• Description of the task: Search the records for "screenshot". Copy every line where it appears.
=== Section Start ===
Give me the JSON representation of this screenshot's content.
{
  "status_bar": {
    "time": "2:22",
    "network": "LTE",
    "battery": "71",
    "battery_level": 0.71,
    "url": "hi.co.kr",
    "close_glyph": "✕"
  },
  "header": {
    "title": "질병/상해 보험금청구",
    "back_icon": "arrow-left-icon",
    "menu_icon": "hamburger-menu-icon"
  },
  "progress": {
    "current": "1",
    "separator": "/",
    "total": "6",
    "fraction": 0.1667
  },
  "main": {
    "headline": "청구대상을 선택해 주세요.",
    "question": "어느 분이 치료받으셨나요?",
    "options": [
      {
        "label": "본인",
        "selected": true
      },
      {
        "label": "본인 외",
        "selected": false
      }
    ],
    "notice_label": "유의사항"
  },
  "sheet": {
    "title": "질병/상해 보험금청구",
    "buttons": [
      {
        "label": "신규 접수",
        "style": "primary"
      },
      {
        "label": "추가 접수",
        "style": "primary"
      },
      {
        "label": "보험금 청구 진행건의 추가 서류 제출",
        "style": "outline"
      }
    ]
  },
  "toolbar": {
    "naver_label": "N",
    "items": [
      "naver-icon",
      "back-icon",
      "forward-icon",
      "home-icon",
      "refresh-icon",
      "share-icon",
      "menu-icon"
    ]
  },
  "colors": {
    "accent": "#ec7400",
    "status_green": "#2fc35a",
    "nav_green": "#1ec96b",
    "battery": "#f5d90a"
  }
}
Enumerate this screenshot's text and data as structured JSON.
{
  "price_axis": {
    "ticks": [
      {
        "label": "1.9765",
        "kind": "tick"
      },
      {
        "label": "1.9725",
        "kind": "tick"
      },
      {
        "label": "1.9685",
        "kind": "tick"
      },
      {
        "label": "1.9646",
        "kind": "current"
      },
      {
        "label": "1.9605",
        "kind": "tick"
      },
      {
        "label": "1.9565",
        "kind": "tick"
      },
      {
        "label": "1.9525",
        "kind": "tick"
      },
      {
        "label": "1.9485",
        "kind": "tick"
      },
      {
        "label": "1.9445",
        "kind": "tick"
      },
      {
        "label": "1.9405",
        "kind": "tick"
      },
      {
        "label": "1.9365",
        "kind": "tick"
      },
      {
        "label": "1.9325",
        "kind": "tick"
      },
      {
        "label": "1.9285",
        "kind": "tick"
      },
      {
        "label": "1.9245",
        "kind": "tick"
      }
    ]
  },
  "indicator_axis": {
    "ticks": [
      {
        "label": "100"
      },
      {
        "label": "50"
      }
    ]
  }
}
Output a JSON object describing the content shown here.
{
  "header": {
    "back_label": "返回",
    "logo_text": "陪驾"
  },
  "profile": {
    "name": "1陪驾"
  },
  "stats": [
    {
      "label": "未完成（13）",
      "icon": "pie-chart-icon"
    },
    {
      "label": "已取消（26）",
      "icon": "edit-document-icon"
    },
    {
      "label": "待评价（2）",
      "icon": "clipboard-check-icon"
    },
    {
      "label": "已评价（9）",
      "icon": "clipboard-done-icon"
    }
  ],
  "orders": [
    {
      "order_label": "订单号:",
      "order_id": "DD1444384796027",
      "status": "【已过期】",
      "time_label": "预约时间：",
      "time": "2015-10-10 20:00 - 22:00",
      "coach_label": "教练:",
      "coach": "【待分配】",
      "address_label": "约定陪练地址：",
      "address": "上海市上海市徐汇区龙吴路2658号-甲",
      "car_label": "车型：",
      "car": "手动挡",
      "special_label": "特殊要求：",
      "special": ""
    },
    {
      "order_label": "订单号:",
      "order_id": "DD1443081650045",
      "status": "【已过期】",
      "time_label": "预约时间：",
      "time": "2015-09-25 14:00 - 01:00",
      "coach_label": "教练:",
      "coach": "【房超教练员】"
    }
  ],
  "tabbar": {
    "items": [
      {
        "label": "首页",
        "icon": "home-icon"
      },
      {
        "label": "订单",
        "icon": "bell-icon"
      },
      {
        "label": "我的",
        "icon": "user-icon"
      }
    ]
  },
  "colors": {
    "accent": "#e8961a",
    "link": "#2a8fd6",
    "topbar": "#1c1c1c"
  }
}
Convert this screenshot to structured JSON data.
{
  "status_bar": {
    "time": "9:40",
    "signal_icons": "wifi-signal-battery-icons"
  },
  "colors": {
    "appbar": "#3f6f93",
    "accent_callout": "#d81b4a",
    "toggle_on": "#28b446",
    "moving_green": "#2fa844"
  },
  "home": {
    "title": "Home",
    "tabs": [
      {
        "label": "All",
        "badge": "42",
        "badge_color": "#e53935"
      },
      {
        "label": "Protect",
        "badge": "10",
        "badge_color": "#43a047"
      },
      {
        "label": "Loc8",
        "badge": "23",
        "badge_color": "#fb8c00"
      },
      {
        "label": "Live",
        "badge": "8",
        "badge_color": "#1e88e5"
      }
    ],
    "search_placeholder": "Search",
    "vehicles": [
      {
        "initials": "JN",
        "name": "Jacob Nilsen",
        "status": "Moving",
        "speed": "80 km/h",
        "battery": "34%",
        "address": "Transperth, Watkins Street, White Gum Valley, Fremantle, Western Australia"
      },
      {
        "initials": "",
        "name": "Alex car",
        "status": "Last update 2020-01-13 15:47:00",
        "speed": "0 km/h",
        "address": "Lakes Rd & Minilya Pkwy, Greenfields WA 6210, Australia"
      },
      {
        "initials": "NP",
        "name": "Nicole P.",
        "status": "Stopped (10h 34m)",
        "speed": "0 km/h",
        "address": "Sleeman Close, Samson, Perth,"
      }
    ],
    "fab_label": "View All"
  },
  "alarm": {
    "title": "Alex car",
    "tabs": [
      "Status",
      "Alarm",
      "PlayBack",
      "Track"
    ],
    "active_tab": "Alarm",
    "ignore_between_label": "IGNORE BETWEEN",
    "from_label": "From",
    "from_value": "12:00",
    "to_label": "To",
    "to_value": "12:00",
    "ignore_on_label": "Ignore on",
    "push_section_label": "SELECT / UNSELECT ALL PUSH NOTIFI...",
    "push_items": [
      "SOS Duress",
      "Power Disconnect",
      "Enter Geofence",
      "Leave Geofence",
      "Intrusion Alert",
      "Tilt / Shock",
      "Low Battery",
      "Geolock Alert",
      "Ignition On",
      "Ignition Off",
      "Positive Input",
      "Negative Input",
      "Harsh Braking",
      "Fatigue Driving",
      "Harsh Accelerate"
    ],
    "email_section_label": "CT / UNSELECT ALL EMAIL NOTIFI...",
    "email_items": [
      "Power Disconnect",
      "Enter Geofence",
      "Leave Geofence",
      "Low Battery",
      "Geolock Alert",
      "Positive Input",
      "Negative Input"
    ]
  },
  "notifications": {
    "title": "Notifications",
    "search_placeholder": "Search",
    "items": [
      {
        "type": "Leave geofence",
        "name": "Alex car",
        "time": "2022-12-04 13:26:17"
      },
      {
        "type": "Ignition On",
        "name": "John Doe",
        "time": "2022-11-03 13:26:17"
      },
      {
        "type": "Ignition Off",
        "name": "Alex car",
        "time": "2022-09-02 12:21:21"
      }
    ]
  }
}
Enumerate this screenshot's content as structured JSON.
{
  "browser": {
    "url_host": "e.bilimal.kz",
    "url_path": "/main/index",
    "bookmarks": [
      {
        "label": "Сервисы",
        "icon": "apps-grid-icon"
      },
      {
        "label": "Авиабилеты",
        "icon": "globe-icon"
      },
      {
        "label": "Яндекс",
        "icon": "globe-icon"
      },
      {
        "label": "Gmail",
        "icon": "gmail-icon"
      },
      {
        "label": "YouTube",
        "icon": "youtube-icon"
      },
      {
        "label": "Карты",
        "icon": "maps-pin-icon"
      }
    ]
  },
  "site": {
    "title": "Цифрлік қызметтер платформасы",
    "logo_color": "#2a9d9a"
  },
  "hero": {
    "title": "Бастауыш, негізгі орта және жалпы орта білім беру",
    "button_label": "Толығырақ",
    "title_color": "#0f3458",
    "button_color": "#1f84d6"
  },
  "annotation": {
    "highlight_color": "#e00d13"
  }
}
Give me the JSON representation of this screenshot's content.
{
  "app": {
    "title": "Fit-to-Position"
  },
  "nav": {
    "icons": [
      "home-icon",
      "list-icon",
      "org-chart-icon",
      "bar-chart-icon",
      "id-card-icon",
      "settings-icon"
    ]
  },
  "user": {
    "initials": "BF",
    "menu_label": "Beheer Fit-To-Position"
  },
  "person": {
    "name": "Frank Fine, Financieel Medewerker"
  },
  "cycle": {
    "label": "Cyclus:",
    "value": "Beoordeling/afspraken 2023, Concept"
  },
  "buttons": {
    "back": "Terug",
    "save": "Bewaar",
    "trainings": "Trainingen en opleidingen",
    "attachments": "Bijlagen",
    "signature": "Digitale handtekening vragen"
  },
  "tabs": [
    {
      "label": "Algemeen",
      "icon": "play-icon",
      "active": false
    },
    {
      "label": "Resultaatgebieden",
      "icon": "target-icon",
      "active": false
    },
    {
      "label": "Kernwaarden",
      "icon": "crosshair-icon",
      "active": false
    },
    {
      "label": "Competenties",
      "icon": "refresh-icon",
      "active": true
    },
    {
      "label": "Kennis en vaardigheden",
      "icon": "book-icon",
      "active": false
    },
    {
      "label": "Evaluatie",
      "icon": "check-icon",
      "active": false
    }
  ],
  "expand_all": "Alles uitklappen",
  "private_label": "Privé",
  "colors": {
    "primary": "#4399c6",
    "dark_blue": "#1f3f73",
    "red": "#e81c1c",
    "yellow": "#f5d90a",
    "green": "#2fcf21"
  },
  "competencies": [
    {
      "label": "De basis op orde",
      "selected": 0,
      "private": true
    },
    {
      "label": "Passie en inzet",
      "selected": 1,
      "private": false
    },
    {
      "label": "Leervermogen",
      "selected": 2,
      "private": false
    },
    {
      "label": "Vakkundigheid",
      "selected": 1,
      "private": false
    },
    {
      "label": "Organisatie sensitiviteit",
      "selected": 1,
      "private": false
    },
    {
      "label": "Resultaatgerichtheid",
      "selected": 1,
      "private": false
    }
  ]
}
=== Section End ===
• Answer to this exercise:
Give me the JSON representation of this screenshot's content.
Enumerate this screenshot's text and data as structured JSON.
Convert this screenshot to structured JSON data.
Enumerate this screenshot's content as structured JSON.
Give me the JSON representation of this screenshot's content.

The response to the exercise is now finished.